The bus left Fauske in pouring rain. The town was nondescript, but in no time at all we were hugging fjords, heading through 2km tunnels, and winding up and down mountains. The bus was required because the terrain is unsuitable for building a railway. It was spectacular. Largely white and grey clouds in the sky made for some angry, imposing mountains of pure rock. The coastline continued to eke oohs and aahs from us as each new turn revealed another wonderful view. Occasionally we were treated to sunshine, which only served to make the place even more beautiful. Time flew by.

There was a stop. Actually there were a few stops, but one in particular was important: we had 13 minutes opposite a supermarket. Cue a Bulgarian, an Irishman and 10 Englishmen having a mad supermarket sweep style rush to buy water, squeezy cheese, bread, cold meats, crisps, chocolate, ... back on the bus 90-odd quid poorer and 2 minutes to spare, never had food shopping been so exhilarating.

The scenery just kept coming. After a couple of hundred km we came to a ferry crossing at Bognes, and were first in the queue. Jumped out of the bus, bought hot dogs, and sat looking out the window until the last few minutes, when we stood upstairs staring at the panorama of mountains. Back on land, the sights continued to be relentlessly impressive right up until we hit the somewhat bleak and industrial town of Narvik, our destination for the day.

Some consternation was expressed as the railways appeared to be being dug up. But we weren't particularly near the station. We did get kicked off at the bus station though, a few kilometres from the campsite where our cabins hopefully were ready.

The kindness of strangers can be remarkably handy sometimes. We didn't walk those kilometres.

People need to man up. The aren't you cold brigade were 10 or 11 strong in Narvik. Yes, I'm still in shorts and short sleeves. I don't give a fuck about where we actually are, it simply wasn't cold enough to warrant coats and trousers. The only reason I've any long trousers with me is because the Vatican City has a dress code.

Ahem. I digress.

Cabins 11-13 were ours, three 4-person dorms with such things as a roof, a shower, toilets which don't bounce, a kitchen, ... amazing stuff. Showers were had and tap water drunk. Cabin 11 decided to head into town and I agreed to follow them soon. Then the rails came off a little.

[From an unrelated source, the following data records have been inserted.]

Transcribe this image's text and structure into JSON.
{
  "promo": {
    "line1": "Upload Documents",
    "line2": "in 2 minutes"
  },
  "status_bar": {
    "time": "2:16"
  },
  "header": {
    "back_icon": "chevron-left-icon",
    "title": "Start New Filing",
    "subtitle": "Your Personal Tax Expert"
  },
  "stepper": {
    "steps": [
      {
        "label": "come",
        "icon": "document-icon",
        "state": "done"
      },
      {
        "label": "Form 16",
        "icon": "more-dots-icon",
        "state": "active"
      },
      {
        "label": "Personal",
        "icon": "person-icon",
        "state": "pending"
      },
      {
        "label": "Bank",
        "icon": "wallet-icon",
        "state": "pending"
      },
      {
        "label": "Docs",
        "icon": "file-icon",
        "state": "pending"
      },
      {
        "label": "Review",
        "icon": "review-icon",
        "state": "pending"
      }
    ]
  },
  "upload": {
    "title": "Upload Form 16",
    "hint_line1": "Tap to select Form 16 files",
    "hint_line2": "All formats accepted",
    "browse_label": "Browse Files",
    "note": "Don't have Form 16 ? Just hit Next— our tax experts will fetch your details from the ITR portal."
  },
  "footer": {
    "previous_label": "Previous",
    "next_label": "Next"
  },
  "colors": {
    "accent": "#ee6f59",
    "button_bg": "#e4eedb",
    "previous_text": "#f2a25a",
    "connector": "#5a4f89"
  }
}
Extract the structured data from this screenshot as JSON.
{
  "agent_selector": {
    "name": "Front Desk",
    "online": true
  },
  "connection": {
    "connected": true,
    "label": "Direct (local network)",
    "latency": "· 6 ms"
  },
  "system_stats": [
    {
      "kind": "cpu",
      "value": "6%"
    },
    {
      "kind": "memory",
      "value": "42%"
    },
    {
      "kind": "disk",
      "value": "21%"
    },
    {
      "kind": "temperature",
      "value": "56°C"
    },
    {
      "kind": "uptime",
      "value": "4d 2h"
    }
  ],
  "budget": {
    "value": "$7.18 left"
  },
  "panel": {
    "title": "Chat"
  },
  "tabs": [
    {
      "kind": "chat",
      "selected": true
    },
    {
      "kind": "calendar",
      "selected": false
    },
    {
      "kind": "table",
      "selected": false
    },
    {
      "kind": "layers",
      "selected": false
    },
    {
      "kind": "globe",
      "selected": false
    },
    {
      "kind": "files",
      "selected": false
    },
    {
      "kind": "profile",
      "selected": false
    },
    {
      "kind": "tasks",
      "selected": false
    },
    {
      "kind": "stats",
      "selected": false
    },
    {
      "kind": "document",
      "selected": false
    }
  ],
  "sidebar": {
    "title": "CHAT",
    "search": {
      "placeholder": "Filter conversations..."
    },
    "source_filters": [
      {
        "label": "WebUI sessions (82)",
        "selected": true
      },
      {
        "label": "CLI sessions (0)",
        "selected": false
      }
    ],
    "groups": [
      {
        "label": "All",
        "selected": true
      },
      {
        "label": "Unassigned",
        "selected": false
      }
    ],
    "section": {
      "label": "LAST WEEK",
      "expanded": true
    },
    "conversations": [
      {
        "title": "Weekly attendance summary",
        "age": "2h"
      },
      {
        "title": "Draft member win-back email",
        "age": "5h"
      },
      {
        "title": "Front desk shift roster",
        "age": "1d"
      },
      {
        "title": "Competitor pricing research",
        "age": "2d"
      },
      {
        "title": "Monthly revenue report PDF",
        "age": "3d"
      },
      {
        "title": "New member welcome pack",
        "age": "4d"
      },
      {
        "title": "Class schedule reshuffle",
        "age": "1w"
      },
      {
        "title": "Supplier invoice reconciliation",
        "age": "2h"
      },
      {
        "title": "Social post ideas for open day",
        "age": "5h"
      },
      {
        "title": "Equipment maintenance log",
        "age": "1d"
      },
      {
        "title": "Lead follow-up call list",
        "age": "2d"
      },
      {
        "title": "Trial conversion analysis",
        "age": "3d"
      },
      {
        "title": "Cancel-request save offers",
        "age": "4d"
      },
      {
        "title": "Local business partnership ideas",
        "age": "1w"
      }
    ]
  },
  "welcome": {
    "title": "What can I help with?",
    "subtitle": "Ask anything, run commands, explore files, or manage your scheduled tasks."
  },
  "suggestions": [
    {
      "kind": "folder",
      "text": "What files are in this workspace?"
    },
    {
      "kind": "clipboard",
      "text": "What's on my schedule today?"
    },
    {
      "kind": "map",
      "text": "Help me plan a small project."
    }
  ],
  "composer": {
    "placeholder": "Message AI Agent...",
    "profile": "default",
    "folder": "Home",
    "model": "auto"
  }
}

Where was the meat? Where was the bread knife? Cabin 11. They swore otherwise but Lester was about to set off after them. Like a martyr, I did the deed myself. Actually I phoned Albert, twice, to try and get them to stop, but he didn't bloody answer. I had been wondering if I'd get any exercise on this trip, but what I hadn't expected was a 2.5km run, in sandals, at 2230, 5 minutes after a whisky which had itself chased a rum, in order to retrieve a cabin key. But it's not like anything about this trip is particularly normal, is it?

I was a bit of a panting and pissed off mess when I got back. The 11s swore blind they did not have the knife or meat but gave me their key anyway, and was glad to discover that the bastards did have it, so at least my grief wasn't in vain.

A feast was prepared. Squeezy pepperoni cheese, salmon, bread, apples, whisky, grappa, pastries, salami, rum, I'm sure there was more too. Cabin 13 accepted our cordial invite.

It didn't get dark. I mean we knew this would(n't) happen. It's called the land of the midnight sun for a reason. But, at midnight, it wasn't sunny. Lots and lots of grey and white cloud. But it wasn't remotely dark. Just remote. Despite knowing it would be the case, and being a rational bunch, we all seemed staggeringly ill-prepared for the reality of it not getting fucking dark.

Two of cabin 11 had returned in time to witness the border crossing from Monday to Tuesday with no visual cues. The others strolled back just after 0100. Tales of surly pizza service, giant soft drinks, and age-segregated drinking holes were told. It still wasn't dark. I had to take another photo just to confirm this fact.

Thank goodness for curtains.

1 comment:

auswomble said...

starting to sound a bit like the Great European squeezy cheese trip. Which is not necessarily a bad thing. Quite jealous bro...